Also on that laptop were plans to attack financial institutions in America. The Bush Administration subsequently issued a terror warning about these potential targets - a warning in the middle of a presidential campaign that was scoffed at by liberals as one more example of Bush lying about a threat in order to gin up "fear" and garner votes.

To counter this, someone in the Administration was stupid enough to leak Khan's name and value as an intelligence asset to the press. Right on cue, the left did a 180 degree turn and skewered the Administration for "outing" an intelligence asset - despite the fact that the reason it was done was to prove how idiotic the left was in the first place for downplaying the terror threat.

All of this is ancient history, of course - including Khan's incarceration which ended Monday:


Khan's lawyer, Babar Awan, confirmed that his client had returned to his family but said he had not been able to speak to his client to ask where he had been held, and by whom.

Awan said Khan was never charged or brought before any court.

Khan, an engineering graduate, was suspected of being a point man who sent coded e-mails to al-Qaida operatives possibly planning attacks in the United States, Britain and South Africa.

Twelve days after his arrest, Pakistani authorities pounced in the city of Gujrat on Ahmed Khalfan Ghailani, who had a $25 million bounty on him for his alleged role in the 1998 bombings of U.S. embassies in Kenya and Tanzania.

Information from those captured, including maps and photos found on their computers, helped prompt the U.S. government to issue a warning about a possible al-Qaida attack on financial institutions in New York and Washington.
I'm not much of a sporting man, but I would wager Mr. Khan will probably be heard from again.

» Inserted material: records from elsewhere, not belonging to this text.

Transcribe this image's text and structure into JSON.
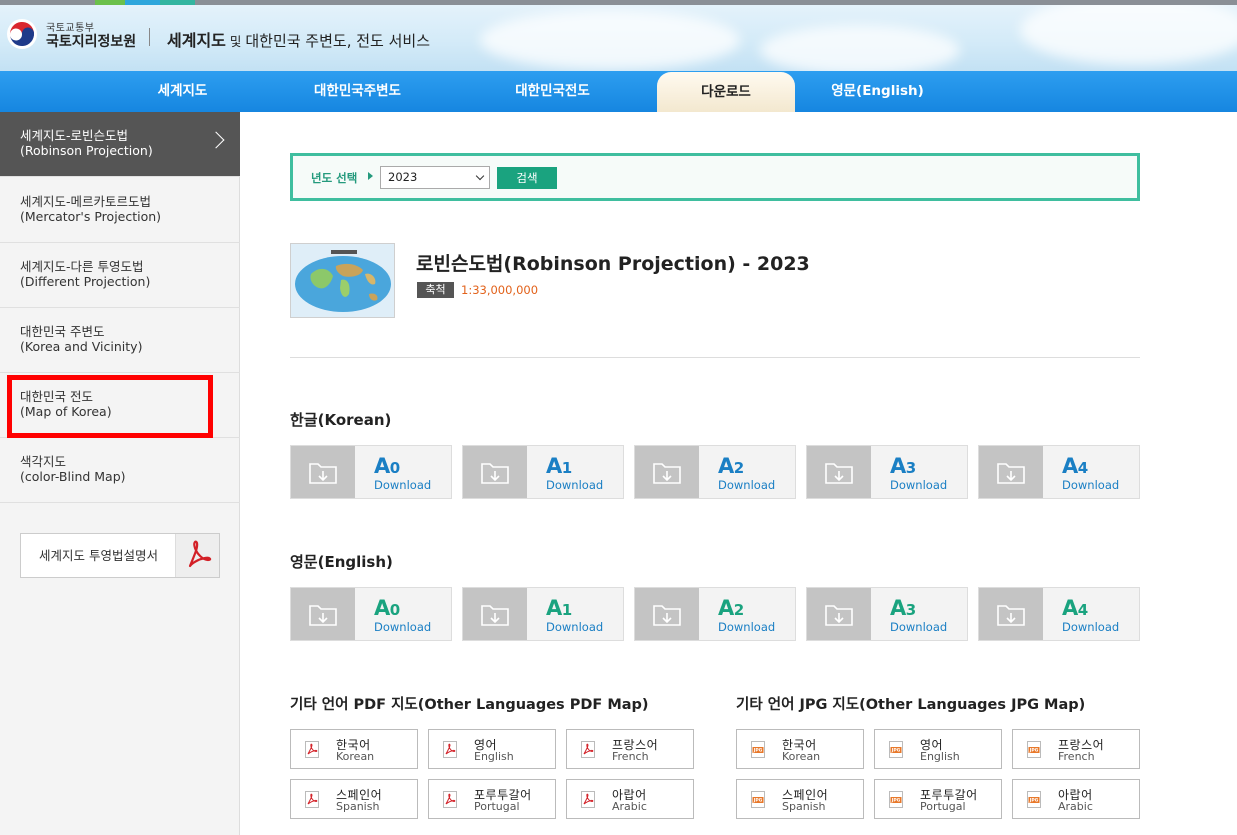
{
  "header": {
    "org_small": "국토교통부",
    "org_name": "국토지리정보원",
    "service_bold": "세계지도",
    "service_connector": " 및 ",
    "service_rest": "대한민국 주변도, 전도 서비스"
  },
  "nav": {
    "items": [
      {
        "label": "세계지도"
      },
      {
        "label": "대한민국주변도"
      },
      {
        "label": "대한민국전도"
      },
      {
        "label": "다운로드",
        "active": true
      },
      {
        "label": "영문(English)"
      }
    ]
  },
  "sidebar": {
    "items": [
      {
        "ko": "세계지도-로빈슨도법",
        "en": "(Robinson Projection)",
        "active": true
      },
      {
        "ko": "세계지도-메르카토르도법",
        "en": "(Mercator's Projection)"
      },
      {
        "ko": "세계지도-다른 투영도법",
        "en": "(Different Projection)"
      },
      {
        "ko": "대한민국 주변도",
        "en": "(Korea and Vicinity)"
      },
      {
        "ko": "대한민국 전도",
        "en": "(Map of Korea)",
        "highlighted": true
      },
      {
        "ko": "색각지도",
        "en": "(color-Blind Map)"
      }
    ],
    "pdf_button": "세계지도 투영법설명서"
  },
  "filter": {
    "label": "년도 선택",
    "year": "2023",
    "search": "검색"
  },
  "map": {
    "title": "로빈슨도법(Robinson Projection) - 2023",
    "scale_label": "축척",
    "scale_value": "1:33,000,000"
  },
  "korean_section": {
    "title": "한글(Korean)",
    "items": [
      {
        "size": "A0",
        "label": "Download"
      },
      {
        "size": "A1",
        "label": "Download"
      },
      {
        "size": "A2",
        "label": "Download"
      },
      {
        "size": "A3",
        "label": "Download"
      },
      {
        "size": "A4",
        "label": "Download"
      }
    ]
  },
  "english_section": {
    "title": "영문(English)",
    "items": [
      {
        "size": "A0",
        "label": "Download"
      },
      {
        "size": "A1",
        "label": "Download"
      },
      {
        "size": "A2",
        "label": "Download"
      },
      {
        "size": "A3",
        "label": "Download"
      },
      {
        "size": "A4",
        "label": "Download"
      }
    ]
  },
  "other_pdf": {
    "title": "기타 언어 PDF 지도(Other Languages PDF Map)",
    "items": [
      {
        "ko": "한국어",
        "en": "Korean"
      },
      {
        "ko": "영어",
        "en": "English"
      },
      {
        "ko": "프랑스어",
        "en": "French"
      },
      {
        "ko": "스페인어",
        "en": "Spanish"
      },
      {
        "ko": "포루투갈어",
        "en": "Portugal"
      },
      {
        "ko": "아랍어",
        "en": "Arabic"
      }
    ]
  },
  "other_jpg": {
    "title": "기타 언어 JPG 지도(Other Languages JPG Map)",
    "items": [
      {
        "ko": "한국어",
        "en": "Korean"
      },
      {
        "ko": "영어",
        "en": "English"
      },
      {
        "ko": "프랑스어",
        "en": "French"
      },
      {
        "ko": "스페인어",
        "en": "Spanish"
      },
      {
        "ko": "포루투갈어",
        "en": "Portugal"
      },
      {
        "ko": "아랍어",
        "en": "Arabic"
      }
    ]
  },
  "colors": {
    "nav_blue": "#1686e0",
    "teal": "#1aa37f",
    "download_blue": "#1a7fc4",
    "highlight_red": "#ff0000",
    "scale_orange": "#e2621b"
  },
  "icons": {
    "logo": "korea-government-emblem-icon",
    "chevron": "chevron-right-icon",
    "pdf": "acrobat-pdf-icon",
    "folder": "folder-download-icon",
    "jpg": "jpg-file-icon"
  }
}
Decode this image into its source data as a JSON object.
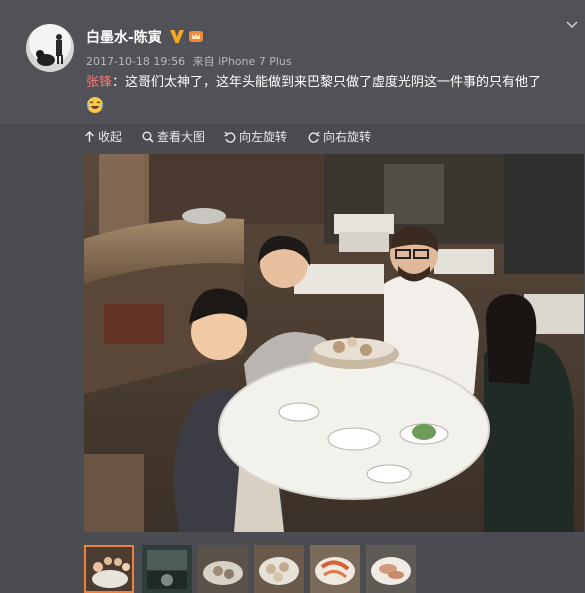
{
  "post": {
    "username": "白墨水-陈寅",
    "date": "2017-10-18 19:56",
    "source_prefix": "来自",
    "source": "iPhone 7 Plus",
    "mention": "张锋",
    "text": "：这哥们太神了，这年头能做到来巴黎只做了虚度光阴这一件事的只有他了"
  },
  "toolbar": {
    "collapse_label": "收起",
    "view_large_label": "查看大图",
    "rotate_left_label": "向左旋转",
    "rotate_right_label": "向右旋转"
  },
  "icons": {
    "verified": "verified-v-icon",
    "vip": "vip-crown-icon",
    "emoji": "laugh-cry-emoji-icon",
    "collapse": "up-arrow-icon",
    "view_large": "magnifier-icon",
    "rotate_left": "rotate-left-icon",
    "rotate_right": "rotate-right-icon"
  },
  "thumbnails": [
    {
      "name": "thumb-1",
      "selected": true
    },
    {
      "name": "thumb-2",
      "selected": false
    },
    {
      "name": "thumb-3",
      "selected": false
    },
    {
      "name": "thumb-4",
      "selected": false
    },
    {
      "name": "thumb-5",
      "selected": false
    },
    {
      "name": "thumb-6",
      "selected": false
    }
  ],
  "colors": {
    "background": "#4a4c52",
    "mention": "#ff7a72",
    "verified_badge": "#f5a623",
    "thumb_selected_border": "#f07f3c"
  }
}
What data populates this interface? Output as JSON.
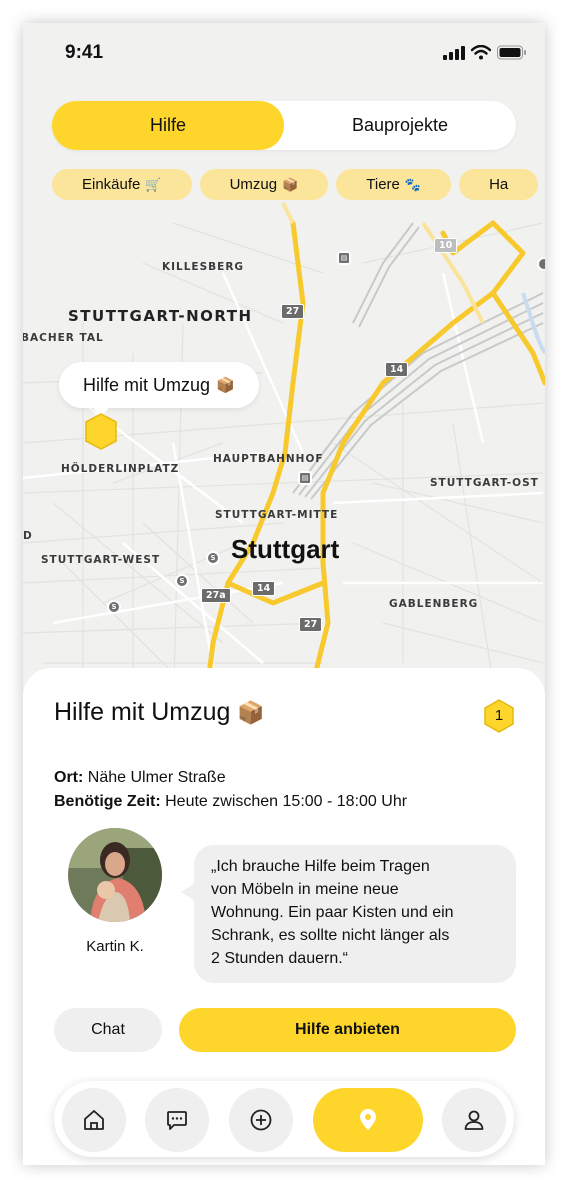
{
  "status_bar": {
    "time": "9:41"
  },
  "segmented": {
    "active_label": "Hilfe",
    "other_label": "Bauprojekte"
  },
  "chips": [
    {
      "label": "Einkäufe",
      "emoji": "🛒"
    },
    {
      "label": "Umzug",
      "emoji": "📦"
    },
    {
      "label": "Tiere",
      "emoji": "🐾"
    },
    {
      "label": "Ha",
      "emoji": ""
    }
  ],
  "map": {
    "labels": {
      "killesberg": "KILLESBERG",
      "stuttgart_north": "STUTTGART-NORTH",
      "bacher_tal": "BACHER TAL",
      "hoelderlinplatz": "HÖLDERLINPLATZ",
      "hauptbahnhof": "HAUPTBAHNHOF",
      "stuttgart_ost": "STUTTGART-OST",
      "stuttgart_mitte": "STUTTGART-MITTE",
      "stuttgart_west": "STUTTGART-WEST",
      "city": "Stuttgart",
      "gablenberg": "GABLENBERG",
      "d_edge": "D"
    },
    "road_shields": [
      "10",
      "27",
      "14",
      "14",
      "27a",
      "27"
    ],
    "bubble": {
      "text": "Hilfe mit Umzug",
      "emoji": "📦"
    }
  },
  "request": {
    "title": "Hilfe mit Umzug",
    "title_emoji": "📦",
    "badge_count": "1",
    "location_label": "Ort:",
    "location_value": "Nähe Ulmer Straße",
    "time_label": "Benötige Zeit:",
    "time_value": "Heute zwischen 15:00 - 18:00 Uhr",
    "quote_lines": [
      "„Ich brauche Hilfe beim Tragen",
      "von Möbeln in meine neue",
      "Wohnung. Ein paar Kisten und ein",
      "Schrank, es sollte nicht länger als",
      "2 Stunden dauern.“"
    ],
    "author": "Kartin K.",
    "chat_label": "Chat",
    "offer_label": "Hilfe anbieten"
  },
  "colors": {
    "accent": "#fdd52b",
    "chip": "#fbe59a",
    "road": "#f7c92d",
    "map_bg": "#f1f1ef"
  },
  "nav_icons": [
    "home-icon",
    "chat-icon",
    "add-icon",
    "map-pin-icon",
    "profile-icon"
  ]
}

Considering the extraordinary value of the intelligence we were able to get off of his laptop - which also included information that led directly to the capture of several terrorists in London - he will probably find his way back to al-Qaeda and rejoin his comrades in order to go a-jihading. 

Hopefully when next we hear of Mr. Khan, it will be from his obituary.

Hat Tip: Joe Crowley